Desperate to reunite their family and rescue their research, Penny and her brother recruit fiery baker Violet Nesselrode, gentleman-about-town Sebastian Stirling, and Marcus Kingsley, a young army general who has his own reasons for wanting to lift the veil between this world and the next. Wagers are placed, friends are lost, romance stages an ambush, and time is running out for the girl with the clockwork heart.

I bought Ticker on a whim. The cover looked pretty, I needed something different to read and the synopsis sounded interesting. Here are my thoughts about it.

Ticker is a “Steampunk” novel about a girl named Penny with a clockwork heart. Due to a heart condition that plagues the females in her family, Penny is always living on the brink of dying. Doctor Warwick managed to install a brass ticker that works as a windup heart…aka a steampunk version of a pacemaker.In order to gather all the data to accomplish this technology, Warwick apparently had been experimenting on actual people, which lead to him being accused of murder once the truth was discovered.

The book opens with Warwick’s sentencing about to be delivered and our heroine Penny heading off to meet her twin Nic at their parent’s factory.   Just before she arrives there is an explosion at the factory and she runs in to find her brother, which she does. They head home only to find that their house has been ransacked and that their parents have been kidnapped. Up to this point Penny and her brother believe that the kidnappers are people who are protesting “mechanical augmentation” of humans, but that is not so.

Along with Penny and Nic embark on a mission to find out what happened to their parents and the truth about Warwick, and along for the ride they bring Violet (Penn’s best friend and Nic’s fiance) and Sebastian (Violets’s rogue brother).  There is also Marcus, who apparently is the head of  the law system in this world, and also becomes Penny’s love interest.

Overall the book was a fast read, and amusing. I was looking for something light and different and I found it in Ticker. My favorite character was Penny. She was witty, and very independent. She was brave and definitely not going to let anything, not even her weak heart get in the way of her living life to the fullest.

I did feel that there were parts, especially as the end approached that were rushed. It would have been nice to get more of a backstory on the other characters and for all the characters to have had time to develop (especially for us to actually understand their connection to one another). There are many things about the novel that the writer is asking the reader to basically just “go with it”.  There is no real explanation about the world the novel is set in, how their government runs, where the real “live” animals all are, or come from, seeing that horses are mechanical and so are all the bugs. The technology has no explanation either, and at some point there is alchemy mentioned, but it doesn’t go much further than a passing mention. It’s almost like you are thrown into the middle of the story, as if this was Book 2 of a series and Book 1 never quite made it to the printers. However if you want to just go into a book for the fun of it, and to not over think the story too much, Ticker will fulfill your need for fantasy and escapism.

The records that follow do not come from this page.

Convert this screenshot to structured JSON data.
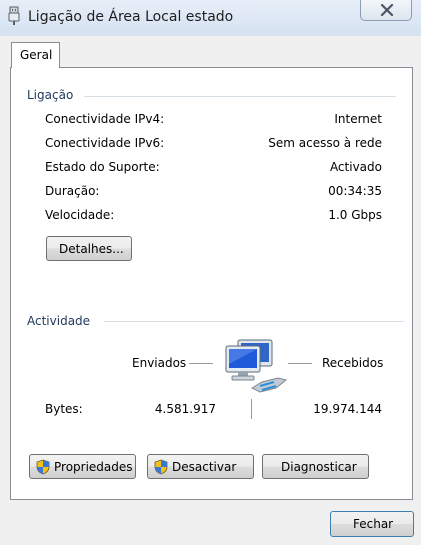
{
  "window": {
    "title": "Ligação de Área Local estado"
  },
  "tabs": [
    {
      "label": "Geral",
      "selected": true
    }
  ],
  "ligacao": {
    "heading": "Ligação",
    "rows": [
      {
        "label": "Conectividade IPv4:",
        "value": "Internet"
      },
      {
        "label": "Conectividade IPv6:",
        "value": "Sem acesso à rede"
      },
      {
        "label": "Estado do Suporte:",
        "value": "Activado"
      },
      {
        "label": "Duração:",
        "value": "00:34:35"
      },
      {
        "label": "Velocidade:",
        "value": "1.0 Gbps"
      }
    ],
    "details_button": "Detalhes..."
  },
  "actividade": {
    "heading": "Actividade",
    "sent_label": "Enviados",
    "received_label": "Recebidos",
    "bytes_label": "Bytes:",
    "bytes_sent": "4.581.917",
    "bytes_received": "19.974.144"
  },
  "buttons": {
    "properties": "Propriedades",
    "deactivate": "Desactivar",
    "diagnose": "Diagnosticar",
    "close": "Fechar"
  },
  "icons": {
    "title": "network-adapter-icon",
    "window_close": "close-icon",
    "activity": "network-computers-icon",
    "uac": "uac-shield-icon"
  },
  "colors": {
    "title_bar": "#dbe5f2",
    "panel": "#ffffff",
    "dialog": "#f0f0f0",
    "group_heading": "#1e395b"
  }
}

**This review was originally posted on Reading In The Tardis**